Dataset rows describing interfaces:

============

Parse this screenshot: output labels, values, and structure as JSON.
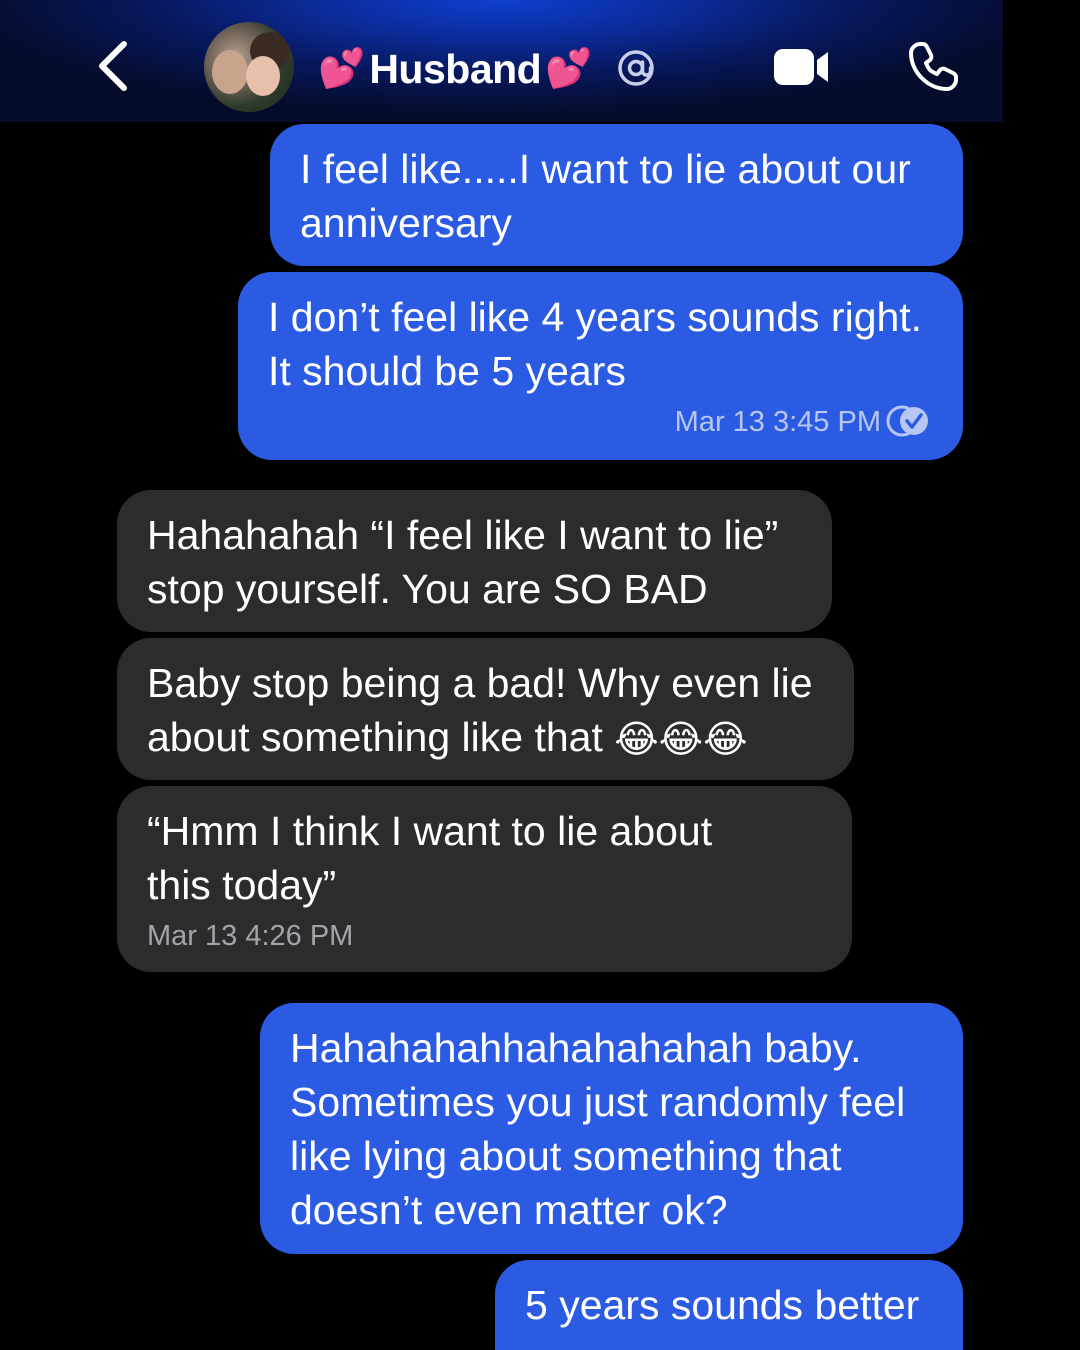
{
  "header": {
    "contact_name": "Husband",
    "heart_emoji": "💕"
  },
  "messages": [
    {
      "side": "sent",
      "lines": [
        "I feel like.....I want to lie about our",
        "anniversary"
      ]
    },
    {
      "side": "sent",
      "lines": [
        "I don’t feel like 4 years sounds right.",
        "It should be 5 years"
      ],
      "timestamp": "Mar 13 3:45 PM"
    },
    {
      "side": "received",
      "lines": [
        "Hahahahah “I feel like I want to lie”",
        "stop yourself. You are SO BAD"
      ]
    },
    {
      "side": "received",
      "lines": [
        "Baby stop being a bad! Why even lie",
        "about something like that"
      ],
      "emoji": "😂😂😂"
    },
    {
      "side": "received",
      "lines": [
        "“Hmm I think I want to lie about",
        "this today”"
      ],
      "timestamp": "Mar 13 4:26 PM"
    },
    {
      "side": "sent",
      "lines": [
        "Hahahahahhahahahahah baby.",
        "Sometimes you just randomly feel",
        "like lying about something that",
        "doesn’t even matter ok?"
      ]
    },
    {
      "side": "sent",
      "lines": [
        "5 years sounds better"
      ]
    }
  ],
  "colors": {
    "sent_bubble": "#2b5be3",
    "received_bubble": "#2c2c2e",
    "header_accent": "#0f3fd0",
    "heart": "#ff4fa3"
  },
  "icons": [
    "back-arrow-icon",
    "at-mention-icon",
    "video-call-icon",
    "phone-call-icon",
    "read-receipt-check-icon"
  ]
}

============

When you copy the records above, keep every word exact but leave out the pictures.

■ Solved exercise
Parse this screenshot: output labels, values, and structure as JSON.
{
  "header": {
    "contact_name": "Husband",
    "heart_emoji": "💕"
  },
  "messages": [
    {
      "side": "sent",
      "lines": [
        "I feel like.....I want to lie about our",
        "anniversary"
      ]
    },
    {
      "side": "sent",
      "lines": [
        "I don’t feel like 4 years sounds right.",
        "It should be 5 years"
      ],
      "timestamp": "Mar 13 3:45 PM"
    },
    {
      "side": "received",
      "lines": [
        "Hahahahah “I feel like I want to lie”",
        "stop yourself. You are SO BAD"
      ]
    },
    {
      "side": "received",
      "lines": [
        "Baby stop being a bad! Why even lie",
        "about something like that"
      ],
      "emoji": "😂😂😂"
    },
    {
      "side": "received",
      "lines": [
        "“Hmm I think I want to lie about",
        "this today”"
      ],
      "timestamp": "Mar 13 4:26 PM"
    },
    {
      "side": "sent",
      "lines": [
        "Hahahahahhahahahahah baby.",
        "Sometimes you just randomly feel",
        "like lying about something that",
        "doesn’t even matter ok?"
      ]
    },
    {
      "side": "sent",
      "lines": [
        "5 years sounds better"
      ]
    }
  ],
  "colors": {
    "sent_bubble": "#2b5be3",
    "received_bubble": "#2c2c2e",
    "header_accent": "#0f3fd0",
    "heart": "#ff4fa3"
  },
  "icons": [
    "back-arrow-icon",
    "at-mention-icon",
    "video-call-icon",
    "phone-call-icon",
    "read-receipt-check-icon"
  ]
}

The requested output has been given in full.